◆ Description of the task
Only the pictures should be dropped; every line of the data must come back exactly as written.

═════ Stored data

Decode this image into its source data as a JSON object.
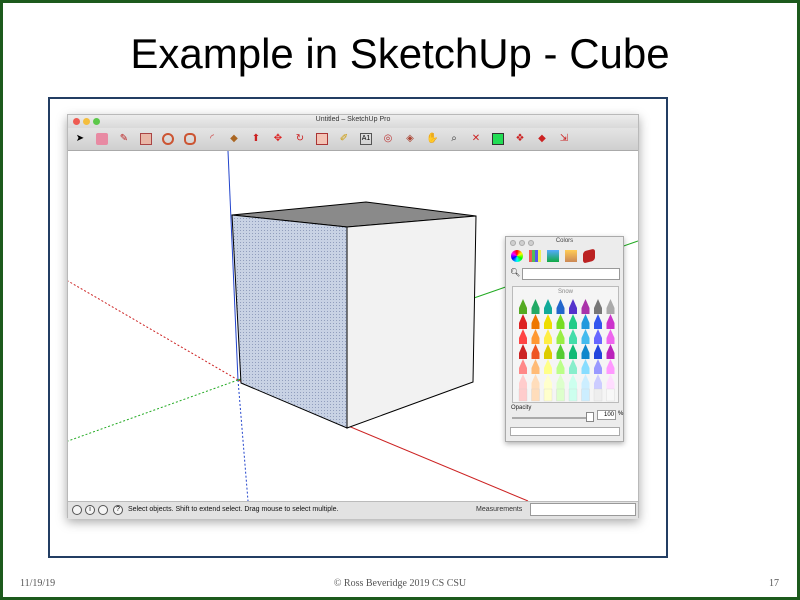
{
  "slide": {
    "title": "Example in SketchUp - Cube",
    "footer_date": "11/19/19",
    "footer_center": "© Ross Beveridge  2019 CS CSU",
    "page_number": "17"
  },
  "window": {
    "title": "Untitled – SketchUp Pro",
    "traffic_lights": [
      "close",
      "minimize",
      "zoom"
    ],
    "toolbar_icons": [
      "select-arrow-icon",
      "eraser-icon",
      "pencil-icon",
      "rectangle-icon",
      "circle-icon",
      "polygon-icon",
      "arc-icon",
      "paint-bucket-icon",
      "push-pull-icon",
      "move-icon",
      "rotate-icon",
      "scale-icon",
      "tape-measure-icon",
      "text-icon",
      "orbit-icon",
      "pan-icon",
      "hand-icon",
      "zoom-icon",
      "zoom-extents-icon",
      "warehouse-icon",
      "components-icon",
      "extension-icon",
      "send-to-layout-icon"
    ]
  },
  "status": {
    "message": "Select objects. Shift to extend select. Drag mouse to select multiple.",
    "measurements_label": "Measurements",
    "measurements_value": ""
  },
  "colors_panel": {
    "title": "Colors",
    "tabs": [
      "color-wheel-icon",
      "color-palettes-icon",
      "image-palettes-icon",
      "color-sliders-icon",
      "crayons-icon"
    ],
    "selected_name": "Snow",
    "opacity_label": "Opacity",
    "opacity_value": "100",
    "opacity_unit": "%"
  },
  "colors": {
    "frame_border": "#233e63",
    "slide_border": "#1d5a1d",
    "axis_red": "#cc2222",
    "axis_green": "#22aa22",
    "axis_blue": "#2244cc",
    "cube_top": "#8a8a8a",
    "cube_left": "#c8d2e4",
    "cube_right": "#f2f2f2"
  }
}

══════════

◆ Answer space
Decode this image into its source data as a JSON object.
{
  "slide": {
    "title": "Example in SketchUp - Cube",
    "footer_date": "11/19/19",
    "footer_center": "© Ross Beveridge  2019 CS CSU",
    "page_number": "17"
  },
  "window": {
    "title": "Untitled – SketchUp Pro",
    "traffic_lights": [
      "close",
      "minimize",
      "zoom"
    ],
    "toolbar_icons": [
      "select-arrow-icon",
      "eraser-icon",
      "pencil-icon",
      "rectangle-icon",
      "circle-icon",
      "polygon-icon",
      "arc-icon",
      "paint-bucket-icon",
      "push-pull-icon",
      "move-icon",
      "rotate-icon",
      "scale-icon",
      "tape-measure-icon",
      "text-icon",
      "orbit-icon",
      "pan-icon",
      "hand-icon",
      "zoom-icon",
      "zoom-extents-icon",
      "warehouse-icon",
      "components-icon",
      "extension-icon",
      "send-to-layout-icon"
    ]
  },
  "status": {
    "message": "Select objects. Shift to extend select. Drag mouse to select multiple.",
    "measurements_label": "Measurements",
    "measurements_value": ""
  },
  "colors_panel": {
    "title": "Colors",
    "tabs": [
      "color-wheel-icon",
      "color-palettes-icon",
      "image-palettes-icon",
      "color-sliders-icon",
      "crayons-icon"
    ],
    "selected_name": "Snow",
    "opacity_label": "Opacity",
    "opacity_value": "100",
    "opacity_unit": "%"
  },
  "colors": {
    "frame_border": "#233e63",
    "slide_border": "#1d5a1d",
    "axis_red": "#cc2222",
    "axis_green": "#22aa22",
    "axis_blue": "#2244cc",
    "cube_top": "#8a8a8a",
    "cube_left": "#c8d2e4",
    "cube_right": "#f2f2f2"
  }
}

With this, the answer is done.